Two psychiatrists dominate the healing narrative of the drama. One, Gurnemanz, is sedentary, contemplative, observant, compassionate. The other, Klingsor, is inquisitive, alert to the rapidly developing science of mental illness, willing to experiment with electric shock as a therapeutic mechanism, perhaps unaware of the harm his experiments can cause his patients in forcing them to confront psychological truths that range from unpleasant to destructive. Kundry is not the only patient who is subjected to the doctor’s electroshock therapies; Amfortas’ wounds are not in his side or groin, but on each temple, where Klingsor applies his electrodes.
Thus placed in an immediate and recognizable place, and the action thus sharpened to the theme of healing – a theme that is responsibly plucked from the work, not imposed from without – the narrative is rendered understandable, stripped of mythology. Patient Amfortas suffers from guilt so severe that the entire patient community is affected. Patient Kundry, in and out of the institution as her symptoms wax and wane, is riven with profound remorse of an undiscovered source that expresses itself equally in despair and sexuality, confounding the doctors until Klingsor’s radical (and perhaps only marginally humane) techniques bring it to surface. Parsifal enters the hospital as if amnesiac, unable to report even the most basic understanding of who or where he is, unable to distinguish between what is kind and what is cruel, and bereft (it would seem) of even the ability to comprehend what is going on around him.
Each of these patients is made whole in the course of the narrative. Through suffering, service and loyalty, Parsifal assumes preternatural powers of leadership, charisma and caring. Kundry relieves herself of her crippling guilt and is able to leave the hospital confident and mature. Amfortas perceives that he has been granted permission finally to release life. Neither of the doctors fully understands how it happened, but both recognize that they were in some important way agents of healing, in service of a higher power so elusive that they can act only as vessels.
This production marks the role debut of Nina Stemme as Kundry. Her musicianship by now has exhausted by vocabulary of praise. Her performance in the role was fully committed and it took her to places one would fear to go. In the Third Act, she seemed to try to explain so many things before arriving at the apt description of her final yearnings: dienen, dienen. Upon being told by Parsifal that her guilt is removed, her weeping in relief caused me to weep in pity for her. I would say I look forward to seeing her perform this role again, but I’m not sure I could bear the heartbreak.

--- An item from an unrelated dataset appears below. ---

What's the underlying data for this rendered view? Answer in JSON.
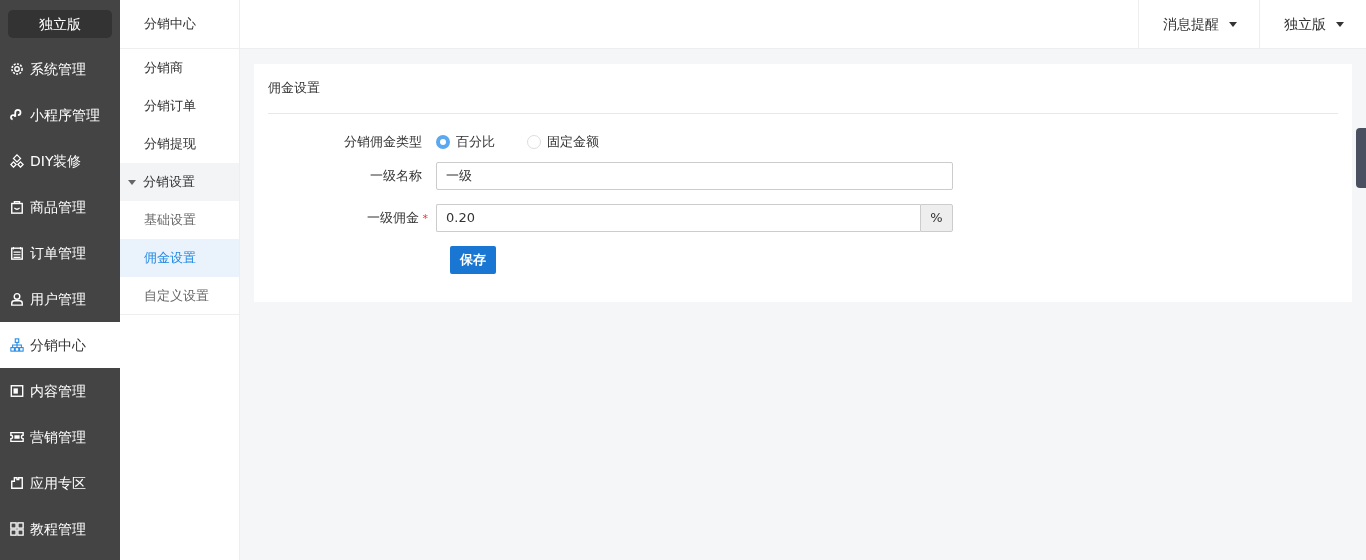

Hans-Peter König was forced by illness to withdraw from the role of Gurnemanz at the eve of the first night, and René Pape sang the first two performances. I attended the third, at which Kwangchuil Youn assumed the role and was greeted with clamorous and well-deserved acknowledgement of those attending. Christopher Ventris as Parsifal and Jochen Schmeckenbecher creditably carried the roles of Parsifal and Klingsor. Semyon Bychkov led the virtuosic Orchester der Wiener Staatsoper impeccably. Of Gerald Finley, who pierced our heart as Amfortas, not much can be said after “perfection.”
An interpretation this probing is bound to have lapses of taste; foremost among them for me was Parsifal’s extraction of a 15-foot long toothpick from a gigantic model of a human brain. But no matter. This is exactly the kind of experience I treasure: A responsible probing into the dramatic core, and contemporary implications, of one of the mysteries of Western music.